As I scroll through the Rio 2016 app on my phone, soaking up every video highlight, I wonder what makes the summer Olympics so mesmerizing. Maybe their infrequency helps them resist assimilation into the normalcy of life that is Sunday afternoon football or Monday night hockey. And I wonder about the inner life of Olympians. What’s it like to be Michael Phelps commuting home after one of those long days we all have, when nobody’s watching and everything goes wrong, wondering “Why am I doing this? Does it really matter?”

Sometimes I doubt the significance of my work as a nurse practitioner. And some of my stay-at-home friends wonder whether parenting and housekeeping is doing enough. Others feel unfulfilled in their work at the bank, school, or restaurant. But what about people who tumble and jump and swim for a living? Are the Olympics just another version of gladiator fights, less gruesome but equally excessive and ultimately pointless?

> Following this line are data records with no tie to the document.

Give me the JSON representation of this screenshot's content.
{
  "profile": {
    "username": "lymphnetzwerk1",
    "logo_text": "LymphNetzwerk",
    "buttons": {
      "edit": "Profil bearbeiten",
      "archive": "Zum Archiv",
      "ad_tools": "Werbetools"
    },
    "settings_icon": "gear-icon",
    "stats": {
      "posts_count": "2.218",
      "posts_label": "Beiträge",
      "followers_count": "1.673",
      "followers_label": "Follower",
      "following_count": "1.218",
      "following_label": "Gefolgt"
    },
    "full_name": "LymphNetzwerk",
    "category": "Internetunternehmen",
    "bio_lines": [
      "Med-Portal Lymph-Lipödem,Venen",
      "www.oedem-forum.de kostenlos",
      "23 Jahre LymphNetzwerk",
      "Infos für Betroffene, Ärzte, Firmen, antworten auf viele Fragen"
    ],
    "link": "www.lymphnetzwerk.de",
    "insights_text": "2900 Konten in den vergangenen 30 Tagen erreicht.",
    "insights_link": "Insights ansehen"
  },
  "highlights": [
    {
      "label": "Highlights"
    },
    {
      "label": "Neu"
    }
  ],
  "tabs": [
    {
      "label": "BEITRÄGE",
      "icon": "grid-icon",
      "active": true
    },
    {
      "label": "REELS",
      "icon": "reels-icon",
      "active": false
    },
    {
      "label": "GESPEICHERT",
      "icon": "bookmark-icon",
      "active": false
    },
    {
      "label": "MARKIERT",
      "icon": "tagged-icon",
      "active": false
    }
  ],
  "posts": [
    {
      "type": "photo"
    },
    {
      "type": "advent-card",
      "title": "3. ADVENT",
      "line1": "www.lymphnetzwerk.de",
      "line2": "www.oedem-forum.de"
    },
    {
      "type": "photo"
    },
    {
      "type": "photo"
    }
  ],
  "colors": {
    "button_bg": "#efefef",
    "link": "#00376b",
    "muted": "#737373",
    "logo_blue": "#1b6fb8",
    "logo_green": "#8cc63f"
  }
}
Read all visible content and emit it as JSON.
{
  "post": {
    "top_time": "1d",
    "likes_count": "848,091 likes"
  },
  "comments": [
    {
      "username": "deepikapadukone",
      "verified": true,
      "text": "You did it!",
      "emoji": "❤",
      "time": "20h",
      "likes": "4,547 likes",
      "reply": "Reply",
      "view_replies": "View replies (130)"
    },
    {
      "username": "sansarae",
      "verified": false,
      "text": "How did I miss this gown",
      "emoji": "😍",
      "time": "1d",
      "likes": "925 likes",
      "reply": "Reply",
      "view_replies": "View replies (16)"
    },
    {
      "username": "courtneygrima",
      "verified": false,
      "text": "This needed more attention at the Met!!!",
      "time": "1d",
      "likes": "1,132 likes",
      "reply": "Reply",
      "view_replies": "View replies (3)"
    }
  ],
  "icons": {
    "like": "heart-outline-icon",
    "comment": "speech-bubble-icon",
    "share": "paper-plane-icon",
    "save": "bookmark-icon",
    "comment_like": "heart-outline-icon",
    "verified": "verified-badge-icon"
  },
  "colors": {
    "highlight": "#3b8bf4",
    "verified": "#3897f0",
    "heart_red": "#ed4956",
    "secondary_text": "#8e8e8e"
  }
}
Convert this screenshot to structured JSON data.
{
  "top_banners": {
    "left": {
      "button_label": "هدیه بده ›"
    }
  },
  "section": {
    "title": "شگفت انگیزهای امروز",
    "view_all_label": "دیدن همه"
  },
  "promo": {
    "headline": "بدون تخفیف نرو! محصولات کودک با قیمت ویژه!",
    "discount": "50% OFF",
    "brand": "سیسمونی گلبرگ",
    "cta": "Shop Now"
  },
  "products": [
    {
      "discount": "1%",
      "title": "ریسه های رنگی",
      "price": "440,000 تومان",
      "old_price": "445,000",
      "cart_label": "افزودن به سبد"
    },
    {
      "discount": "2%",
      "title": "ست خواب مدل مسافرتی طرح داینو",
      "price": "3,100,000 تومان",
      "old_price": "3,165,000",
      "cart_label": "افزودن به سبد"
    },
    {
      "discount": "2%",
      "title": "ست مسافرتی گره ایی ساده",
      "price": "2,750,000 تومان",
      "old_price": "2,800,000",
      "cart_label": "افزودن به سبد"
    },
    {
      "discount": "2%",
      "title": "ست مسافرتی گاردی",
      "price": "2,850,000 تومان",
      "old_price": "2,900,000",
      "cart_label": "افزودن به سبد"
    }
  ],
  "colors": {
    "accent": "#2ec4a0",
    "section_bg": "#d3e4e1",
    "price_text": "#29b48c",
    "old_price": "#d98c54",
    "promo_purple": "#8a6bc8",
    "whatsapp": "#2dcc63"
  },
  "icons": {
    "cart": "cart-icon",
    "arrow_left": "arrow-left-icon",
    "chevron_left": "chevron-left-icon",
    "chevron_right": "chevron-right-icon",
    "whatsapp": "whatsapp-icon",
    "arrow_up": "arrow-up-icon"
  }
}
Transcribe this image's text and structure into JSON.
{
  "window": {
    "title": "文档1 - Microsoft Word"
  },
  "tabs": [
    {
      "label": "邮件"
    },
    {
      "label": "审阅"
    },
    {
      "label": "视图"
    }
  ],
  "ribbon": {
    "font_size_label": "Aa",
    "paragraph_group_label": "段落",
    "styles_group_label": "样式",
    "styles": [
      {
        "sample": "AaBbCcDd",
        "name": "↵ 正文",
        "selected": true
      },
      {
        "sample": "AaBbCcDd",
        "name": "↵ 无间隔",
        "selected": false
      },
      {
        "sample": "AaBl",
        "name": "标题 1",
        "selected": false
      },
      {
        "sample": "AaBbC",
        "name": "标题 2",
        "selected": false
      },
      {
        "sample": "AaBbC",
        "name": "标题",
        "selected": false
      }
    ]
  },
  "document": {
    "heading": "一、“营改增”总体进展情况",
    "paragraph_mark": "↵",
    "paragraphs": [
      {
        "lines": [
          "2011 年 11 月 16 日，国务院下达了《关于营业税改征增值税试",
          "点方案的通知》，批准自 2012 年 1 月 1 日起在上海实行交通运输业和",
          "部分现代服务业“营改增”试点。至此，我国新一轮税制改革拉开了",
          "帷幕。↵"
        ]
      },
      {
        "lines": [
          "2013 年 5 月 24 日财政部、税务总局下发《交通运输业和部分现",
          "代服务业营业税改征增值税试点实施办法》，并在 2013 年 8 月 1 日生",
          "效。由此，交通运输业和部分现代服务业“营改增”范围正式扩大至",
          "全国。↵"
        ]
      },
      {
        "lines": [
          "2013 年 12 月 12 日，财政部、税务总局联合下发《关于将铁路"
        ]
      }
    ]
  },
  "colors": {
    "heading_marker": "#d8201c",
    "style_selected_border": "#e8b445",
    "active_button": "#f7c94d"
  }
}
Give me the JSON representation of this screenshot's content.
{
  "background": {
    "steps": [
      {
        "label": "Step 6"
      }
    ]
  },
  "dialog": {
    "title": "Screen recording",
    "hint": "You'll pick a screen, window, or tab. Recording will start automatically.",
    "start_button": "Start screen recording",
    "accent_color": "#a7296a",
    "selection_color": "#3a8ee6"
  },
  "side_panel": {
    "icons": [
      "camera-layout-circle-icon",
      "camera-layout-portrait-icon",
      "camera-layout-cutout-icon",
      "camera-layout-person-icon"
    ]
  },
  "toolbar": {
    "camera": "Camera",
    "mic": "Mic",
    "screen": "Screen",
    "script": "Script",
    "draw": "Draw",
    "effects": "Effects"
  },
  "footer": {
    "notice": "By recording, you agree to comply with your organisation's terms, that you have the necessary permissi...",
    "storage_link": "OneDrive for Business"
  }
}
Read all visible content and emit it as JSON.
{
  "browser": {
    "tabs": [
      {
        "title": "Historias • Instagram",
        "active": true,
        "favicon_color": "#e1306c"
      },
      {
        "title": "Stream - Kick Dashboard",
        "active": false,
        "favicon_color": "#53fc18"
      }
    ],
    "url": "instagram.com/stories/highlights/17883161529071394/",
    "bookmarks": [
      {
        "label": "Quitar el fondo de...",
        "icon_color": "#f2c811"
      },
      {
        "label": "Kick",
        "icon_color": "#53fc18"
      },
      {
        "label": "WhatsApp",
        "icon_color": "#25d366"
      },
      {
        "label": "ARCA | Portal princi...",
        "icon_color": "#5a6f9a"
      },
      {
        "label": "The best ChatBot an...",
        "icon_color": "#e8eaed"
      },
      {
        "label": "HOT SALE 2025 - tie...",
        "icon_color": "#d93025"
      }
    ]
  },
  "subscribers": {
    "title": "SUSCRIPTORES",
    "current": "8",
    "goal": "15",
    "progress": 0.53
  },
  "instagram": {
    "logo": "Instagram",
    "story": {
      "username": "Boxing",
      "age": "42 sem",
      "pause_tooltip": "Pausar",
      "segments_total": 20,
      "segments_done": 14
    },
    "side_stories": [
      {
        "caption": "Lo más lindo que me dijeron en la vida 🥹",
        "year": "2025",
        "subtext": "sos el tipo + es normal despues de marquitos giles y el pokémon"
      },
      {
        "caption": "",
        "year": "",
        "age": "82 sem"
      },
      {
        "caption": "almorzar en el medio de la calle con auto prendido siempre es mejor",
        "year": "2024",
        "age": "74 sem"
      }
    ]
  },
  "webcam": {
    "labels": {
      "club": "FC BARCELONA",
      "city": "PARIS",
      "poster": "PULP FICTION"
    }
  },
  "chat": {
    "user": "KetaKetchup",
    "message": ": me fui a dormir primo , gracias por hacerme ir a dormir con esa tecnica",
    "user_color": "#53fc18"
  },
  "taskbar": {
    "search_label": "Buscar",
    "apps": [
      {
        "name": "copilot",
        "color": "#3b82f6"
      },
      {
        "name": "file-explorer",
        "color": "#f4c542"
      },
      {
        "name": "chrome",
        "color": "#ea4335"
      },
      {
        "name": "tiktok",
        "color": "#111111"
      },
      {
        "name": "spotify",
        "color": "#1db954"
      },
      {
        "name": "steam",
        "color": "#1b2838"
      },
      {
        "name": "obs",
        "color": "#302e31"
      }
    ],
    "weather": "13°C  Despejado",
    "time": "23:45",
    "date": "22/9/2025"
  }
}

I don’t think so. While Simone Biles’s life as an American gymnast might look nothing like mine, she goes to work just like I do. If you’ve followed this blog, you’ve heard me talk about work as one of the ways we unfold God’s hidden potential in creation, displaying it for others to see and using it for their good, so that they can worship God more than they did before.

So, one friends builds digital Xray machines that will allow doctors in remote villages to take images and send them to radiologists for immediate interpretation. Our God made a world where the benefits of medical technology can begin to reach even the most obscure locations. Another friend works as a visual artist, rendering astronomy, trees, and machinery into her depictions of the human body to help viewers understand the wonder and brokenness of human life. Then, there’s the chef at church who offers his customers insight, by the mouthful, into God’s creativity.

Like each of these professions, Olympic athletes offer us a glimpse of God’s glory if we’re paying attention. As Phelps’s hamstrings and biceps propel him through the water and as Biles’s quads and triceps launch her into a double layout and twist, we get a glimpse of the wonder God infused into the human body—a slice of his splendor that you’ll never see in me.

So this is my thanks to Phelps and Biles and the other 11,000 Olympians. Thanks for giving me a glimpse of God’s glory and, perhaps, what our resurrection bodies might be like.

Photo courtesy of Agência Brasil Fotografias